Another famously strong bodybuilder is Franco Columbu, who at only 5 foot 5 inches is the shortest bodybuilders to win Mr Olympia. He may also be among the strongest. Columbu achieved some serious lifts. These included:
That total would win him most powerlifting competitions, particularly when you consider his height and weight. Columbu also competed in the 1977 World’s Strongest Man competition, where he was by far the lightest competitor. He still managed 5th place, despite injuring his knee.
While it is possible to get very strong while bodybuilding, it should be pointed out that anabolic steroid use is rife within the sport. Bodybuilding training requires a hell of a lot of volume and is impossible to do without using performance-enhancing drugs.
Of course, there is natural bodybuilding, but A) Many “natural” bodybuilders also use drugs and B) Natural bodybuilders are nowhere near as strong. If you don’t want to take steroids, and there are hundreds of reasons why you would not want to, then you may not be happy with your results.
I should point out that many powerlifters may also be taking anabolic steroids, but I would hazard a guess that there is a higher percentage of successful powerlifters who don’t take drugs than there are successful bodybuilders.
Bodybuilding is incredibly effective when it comes to building muscle. But it would be inaccurate to say that it was the best way to build strength. You would be better off following strength-building programs such as the 5×5, after several months of regular resistance training to prepare yourself.
While bodybuilding has a lot of followers, it isn’t the most practical form of training. You basically have to turn your life upside down if you want to succeed. It is a decent way to get strong, but not the most practical way.
Whatever you decide, remember to focus on good technique, avoiding ego lifts, and prioritising recovery. Follow these principles and you will avoid injury or embarrassment. If you are consistent enough over time, you will get stronger following pretty much any program.

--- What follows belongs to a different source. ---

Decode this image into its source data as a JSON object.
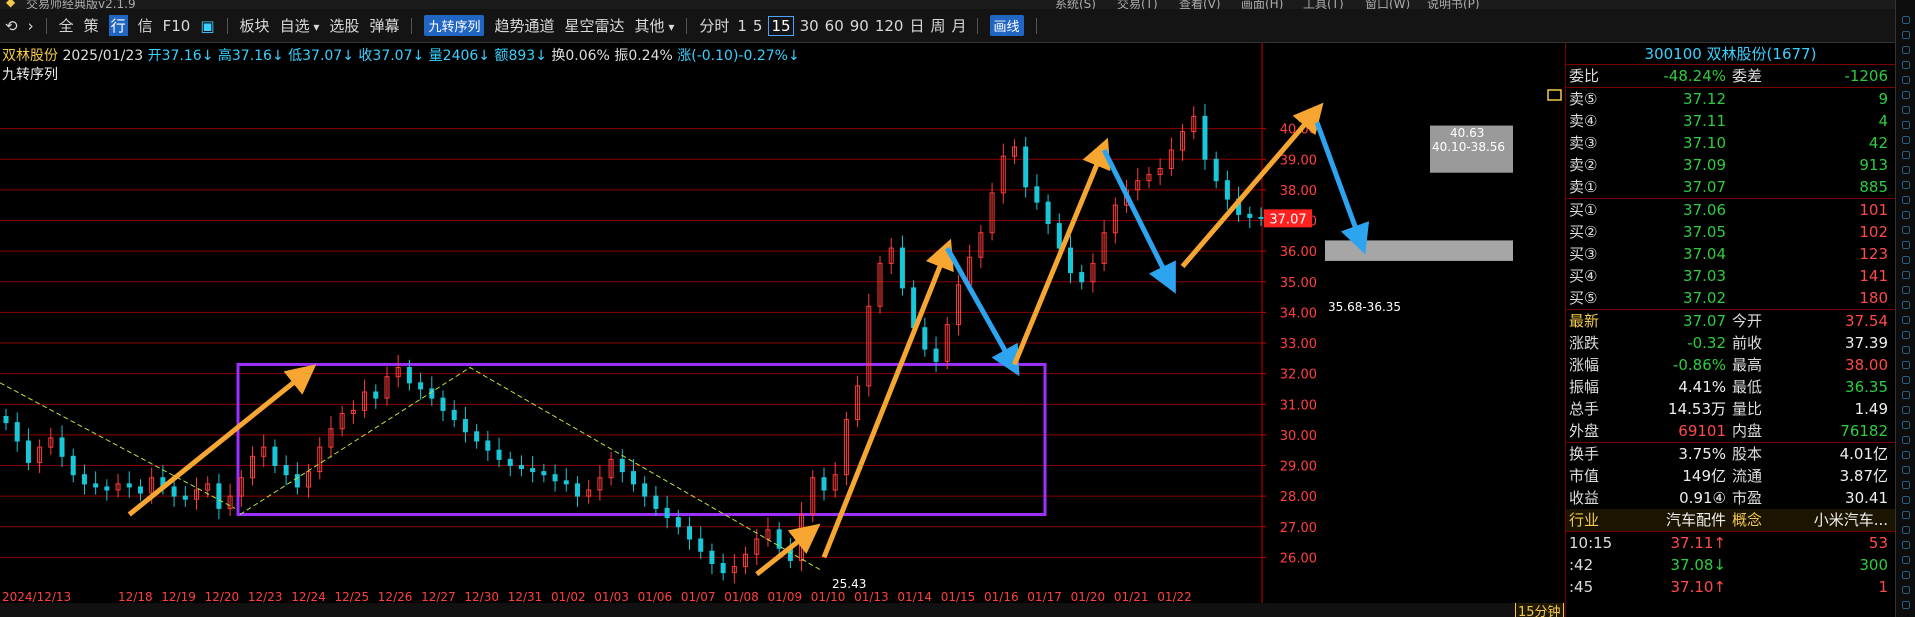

Matt Smith is the owner of Beer N Biceps. He has a degree in Sports Science, 10 years of experience working in the fitness industry, and has written for hundreds of fitness websites. He is a lover of good quality beer and believes that drinking in moderation can form part of a healthy lifestyle.